fourteen lines long, but with only one word set for each verse.
Concise and usually visual in effect, this miniature version can
contain one or more sentences, as the articulation requires.
The earliest word sonnet seems to have seen the light of print about
twenty years ago. In 1985, the American poet Brad Leithauser
introduced a monosyllabic ironic poem entitled "Post-Coitum
Tristesse" that was later included in a volume of his work and the
anthology of New Formalist poetry, Rebel Angels. One of its kind,
Leithauser's word sonnet perhaps set a precedent for others to follow.
In France, that same year, the poet René Nelli published a collection
entitled Sonnets Monosyllabiques. Following in the Italian sonnet
tradition, Nelli opened each poem with two quatrains, leading to two
three-line concluding stanzas. Each line comprised one monosyllabic
Then in the late 1990s, the Menard Press in London, England, promoted the
word sonnet in a literary contest judged by the Irish writer,
Augustus Young, who did much to spread word of its practice by his
support of the form and the example of his own writings.
Introduced at the time to Ottawa, the form flourished among student
and alumni writers of the English Department of the University of
Ottawa. Within the year, the word sonnet became part of the ongoing
practice of a few dozen poets. Ottawa as a centre for haiku
composition now became the most active hub for the word sonnet.
With five years of writing on the record, it is timely that we
offer a preliminary selection from the hundreds of word sonnets
recited at readings and published in journals and e-zines. Each of
the writers featured in this selection has helped to initiate new
variations in the composition of word sonnets. From the fetching
visual selection by Kanata writer Glenn Kletke whose fourteen words
dart like a zig-zagged row of children in "Kindergarten," to
Frank Cormier's productions of what may be termed "triple" and
"quintuple" word sonnets, each work has helped to evolve the poetic
practice and set fresh stylistic departures.
A few poets comment on the innovative form by using the word sonnet
itself as the medium for reflection. Susan Robertson's "Foreplay,"
in particular, is eye-catching and tongue in cheek:
Why has Ottawa offered so fertile a ground for the word sonnet? Is
the writing a subtle revolt against the garrulity and bureaucratic
discourse that flourish like dandelions in the national capital? A
need for succinct utterance in a time of public and electronic
surfeit of words?
Whatever the reasons, the word sonnets in this selection testify to
the inventive attraction of the form and its concise resonance.
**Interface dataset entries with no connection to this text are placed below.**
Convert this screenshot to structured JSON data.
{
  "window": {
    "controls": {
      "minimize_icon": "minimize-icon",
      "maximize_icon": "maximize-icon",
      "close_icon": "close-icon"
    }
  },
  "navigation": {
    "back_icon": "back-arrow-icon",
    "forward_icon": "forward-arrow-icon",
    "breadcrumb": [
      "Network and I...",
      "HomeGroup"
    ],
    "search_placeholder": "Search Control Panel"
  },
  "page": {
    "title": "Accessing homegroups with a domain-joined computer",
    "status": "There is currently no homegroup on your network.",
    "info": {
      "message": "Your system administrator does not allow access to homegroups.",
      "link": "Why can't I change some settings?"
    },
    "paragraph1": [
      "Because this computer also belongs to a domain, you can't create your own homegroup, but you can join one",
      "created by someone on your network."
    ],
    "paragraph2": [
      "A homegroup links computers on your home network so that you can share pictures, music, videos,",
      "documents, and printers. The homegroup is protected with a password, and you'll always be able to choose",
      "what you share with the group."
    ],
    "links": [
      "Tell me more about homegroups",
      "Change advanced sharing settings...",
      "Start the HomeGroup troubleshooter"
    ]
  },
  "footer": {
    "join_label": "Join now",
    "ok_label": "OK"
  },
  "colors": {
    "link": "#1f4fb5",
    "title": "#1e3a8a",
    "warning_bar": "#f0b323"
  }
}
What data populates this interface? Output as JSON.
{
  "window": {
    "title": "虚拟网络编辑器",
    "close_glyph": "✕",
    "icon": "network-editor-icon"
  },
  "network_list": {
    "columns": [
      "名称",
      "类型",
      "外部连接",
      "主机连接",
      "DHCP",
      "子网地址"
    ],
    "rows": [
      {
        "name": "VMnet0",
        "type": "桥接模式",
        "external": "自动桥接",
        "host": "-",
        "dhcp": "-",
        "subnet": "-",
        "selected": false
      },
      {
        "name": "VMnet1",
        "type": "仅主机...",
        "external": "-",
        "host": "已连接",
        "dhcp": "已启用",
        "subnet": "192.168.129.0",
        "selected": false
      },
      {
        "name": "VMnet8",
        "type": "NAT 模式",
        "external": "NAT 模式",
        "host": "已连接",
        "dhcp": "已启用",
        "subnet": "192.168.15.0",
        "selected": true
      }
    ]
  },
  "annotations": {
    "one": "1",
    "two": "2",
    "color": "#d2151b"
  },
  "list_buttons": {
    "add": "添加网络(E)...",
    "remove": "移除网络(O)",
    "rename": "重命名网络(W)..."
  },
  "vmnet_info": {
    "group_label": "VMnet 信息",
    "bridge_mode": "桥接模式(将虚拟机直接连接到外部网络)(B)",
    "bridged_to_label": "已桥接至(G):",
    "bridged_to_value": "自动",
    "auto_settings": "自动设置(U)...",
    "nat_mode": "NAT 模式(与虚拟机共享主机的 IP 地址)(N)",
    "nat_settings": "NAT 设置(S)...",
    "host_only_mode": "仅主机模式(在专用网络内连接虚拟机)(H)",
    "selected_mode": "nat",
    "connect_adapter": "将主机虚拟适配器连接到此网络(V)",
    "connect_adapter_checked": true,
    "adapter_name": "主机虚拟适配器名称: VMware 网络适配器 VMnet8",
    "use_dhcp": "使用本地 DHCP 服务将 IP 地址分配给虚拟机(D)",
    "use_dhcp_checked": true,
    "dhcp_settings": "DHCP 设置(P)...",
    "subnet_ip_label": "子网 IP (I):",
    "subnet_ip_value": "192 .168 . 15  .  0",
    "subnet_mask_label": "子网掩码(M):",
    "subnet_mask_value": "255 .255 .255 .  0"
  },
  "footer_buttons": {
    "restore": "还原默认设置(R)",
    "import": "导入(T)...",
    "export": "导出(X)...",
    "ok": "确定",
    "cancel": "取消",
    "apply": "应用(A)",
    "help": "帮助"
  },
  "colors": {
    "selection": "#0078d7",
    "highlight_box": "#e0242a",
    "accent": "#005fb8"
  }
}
We
hope readers will return to these poems again and again, engaging the
compact feature of the word sonnet and its felicities of expression.